New partnership to change lives of people living with mental illness

Friday, 23 March 2018

EPIC Assist (EPIC) is delighted to announce a game-changing new partnership with Mental Health at Work (mh@work), a consultancy aimed at improving wellbeing and productivity of people and workplaces.

mh@work was born 16 years ago when founder Ingrid Ozols identified a prevalence of mental health issues in the workplace, but found no resources available to help those that needed them most.

“I’ve always been someone that people came to with deeply personal information, and the further involved in HR I became, the more time I spent listening to people’s problems,” said Ingrid.

“I was required to speak to people about performance issues at work, but my gut was saying, ‘there seems to be more of an issue here.’ Their work performance was being impacted, but it was because of these other health issues.”

This topic of mental health is a deeply personal one for Ingrid, whose personal and family life has been significantly affected by prevalent mental health issues.

“All my life I’ve been living, loving and working with many people touched by mental illness. My late mother lived her life, especially during my childhood, in and out of psych hospitals,” said Ingrid.

“I was her carer from a young age, but we never talked about it. All I knew was she had ‘bad nerves’ and we had to walk on eggshells around her.”

In addition to her childhood being shaped by mental illness, Ingrid lives with a mental health condition herself.

“I was diagnosed with a mental illness which first showed up when I was 7 or 8. I’ve had thoughts of suicide, and did in fact try to kill myself several times when I was 18 or 19,” said Ingrid.

“As I went through university, having Bipolar Disorder was really, really difficult. I didn’t know what I was dealing with; I just thought I was weird.”

“As my working life started, I began to see that this was quite common and a lot of people experience all sorts of mental illness, but we never talked about it and never knew what to do with it.”

In the years that followed, Ingrid became committed to ensuring others didn’t feel so alone. She was intent on making change, taking on leadership roles on boards and committees including Mental Health Foundation of Australia, RANZP Supported Decision Making Committee and Wild at Heart. Ingrid also undertook extensive public consultation and established Blue Voices, Beyond Blue’s consumer and carer lived experience arm.

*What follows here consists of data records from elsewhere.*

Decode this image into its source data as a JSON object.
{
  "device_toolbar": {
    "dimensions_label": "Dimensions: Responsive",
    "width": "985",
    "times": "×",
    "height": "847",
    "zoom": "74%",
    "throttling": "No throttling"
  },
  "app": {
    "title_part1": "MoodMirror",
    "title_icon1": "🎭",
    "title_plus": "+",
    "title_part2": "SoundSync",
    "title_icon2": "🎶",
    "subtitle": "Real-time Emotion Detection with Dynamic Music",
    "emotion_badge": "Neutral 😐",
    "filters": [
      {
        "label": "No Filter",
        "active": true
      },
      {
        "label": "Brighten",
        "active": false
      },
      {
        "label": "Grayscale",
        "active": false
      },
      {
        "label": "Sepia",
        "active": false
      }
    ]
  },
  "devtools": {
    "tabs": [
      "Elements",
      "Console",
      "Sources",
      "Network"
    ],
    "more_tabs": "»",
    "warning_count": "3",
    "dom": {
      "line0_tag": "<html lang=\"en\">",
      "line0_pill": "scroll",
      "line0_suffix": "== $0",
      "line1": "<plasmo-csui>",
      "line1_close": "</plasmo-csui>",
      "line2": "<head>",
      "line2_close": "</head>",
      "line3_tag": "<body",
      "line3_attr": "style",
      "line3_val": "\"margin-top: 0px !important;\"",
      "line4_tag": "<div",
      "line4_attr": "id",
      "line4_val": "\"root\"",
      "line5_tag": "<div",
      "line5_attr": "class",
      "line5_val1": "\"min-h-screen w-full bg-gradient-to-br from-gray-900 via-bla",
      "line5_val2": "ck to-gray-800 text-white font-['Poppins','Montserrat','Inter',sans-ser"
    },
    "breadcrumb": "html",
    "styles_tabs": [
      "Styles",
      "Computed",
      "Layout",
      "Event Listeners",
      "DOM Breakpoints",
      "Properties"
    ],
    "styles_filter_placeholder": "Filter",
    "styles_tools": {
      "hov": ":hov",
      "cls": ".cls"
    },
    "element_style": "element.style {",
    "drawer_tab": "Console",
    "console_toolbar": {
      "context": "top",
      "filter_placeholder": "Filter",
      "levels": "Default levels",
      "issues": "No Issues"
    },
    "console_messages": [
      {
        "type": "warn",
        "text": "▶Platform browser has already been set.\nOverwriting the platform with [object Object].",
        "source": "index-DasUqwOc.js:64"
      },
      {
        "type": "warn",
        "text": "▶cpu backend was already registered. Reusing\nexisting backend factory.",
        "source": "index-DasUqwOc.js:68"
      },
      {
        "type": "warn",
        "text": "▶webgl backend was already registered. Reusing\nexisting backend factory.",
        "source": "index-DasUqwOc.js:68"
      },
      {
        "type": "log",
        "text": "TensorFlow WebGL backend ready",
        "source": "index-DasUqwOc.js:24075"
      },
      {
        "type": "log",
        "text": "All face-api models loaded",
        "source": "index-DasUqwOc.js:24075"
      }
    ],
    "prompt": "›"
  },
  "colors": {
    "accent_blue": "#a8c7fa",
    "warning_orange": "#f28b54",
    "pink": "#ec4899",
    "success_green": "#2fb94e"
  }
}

Ingrid also gained a myriad of qualifications, including a Bachelor of Science, Master of Mental Health Sciences, Master of Suicidology and three Graduate Diplomas in Business Management, Community Mental Health Sciences and Mental Health Recovery and Social Inclusion.

Through it all, she knew where her knowledge would be best placed, based on her own experience.

“I took a lot of what I learnt back to the workplace because I knew that was where they needed the help, because of what I’d experienced,” said Ingrid.

“When I went looking for help to get skills, there was nothing out there. I knew I needed it and was sure a whole lot of other HR managers needed it too.”

Ingrid is pleased to be teaming up with EPIC, to make an even greater impact in workplaces.

“This partnership will bring together disability, mental health and suicide prevention, because we know a lot of people who have a disability also experience mental health issues,” said Ingrid.

“We are human and there is that overlap. We’re not one or the other, we’re both.”

While awareness has grown and improved around mental health issues in recent years, there’s still much work to be done, and Ingrid is a vital driving force in this space.

Her many outstanding contributions were recognised last year when she was named a Top 4 finalist for 2016 Australian Human Rights Commission’s Human Rights Medal.

“There’s been a lot of awareness but now we need to take it to the next level,” said Ingrid.

“Through this partnership, we can actually make a difference to a lot of people’s lives, to help them get employed and stay employed.”

Ingrid says reluctance for employees to disclose mental health issues is still widespread, and this secrecy has a detrimental impact not just on individuals, but organisations more broadly.

“Most employers and workplaces have already got a lot of people with these challenges, but they may not be aware of it because there’s still a real reluctance to disclose,” said Ingrid.

“People are afraid to say ‘look, I have this vulnerability or that one,’ because they’re scared they might lose their job, or be managed out of their job, or ignored.”

Through this partnership, EPIC and mh@work will be educating employers and tackling tough issues to empowering people to make change in their organisations.

“We want to support employers to be brave and employ people with mental health challenges and disabilities, and not fear doing this. Because at the moment, there’s still a hell of a lot of stigma, and that’s just making things worse,” said Ingrid.

“We need to enable all employers to have conversations that are uncomfortable, but that they have some confidence in having.”

“Our goal is to change the culture of workplaces; to create organisations where it’s safe, it’s supportive and it’s OK to not always be OK.”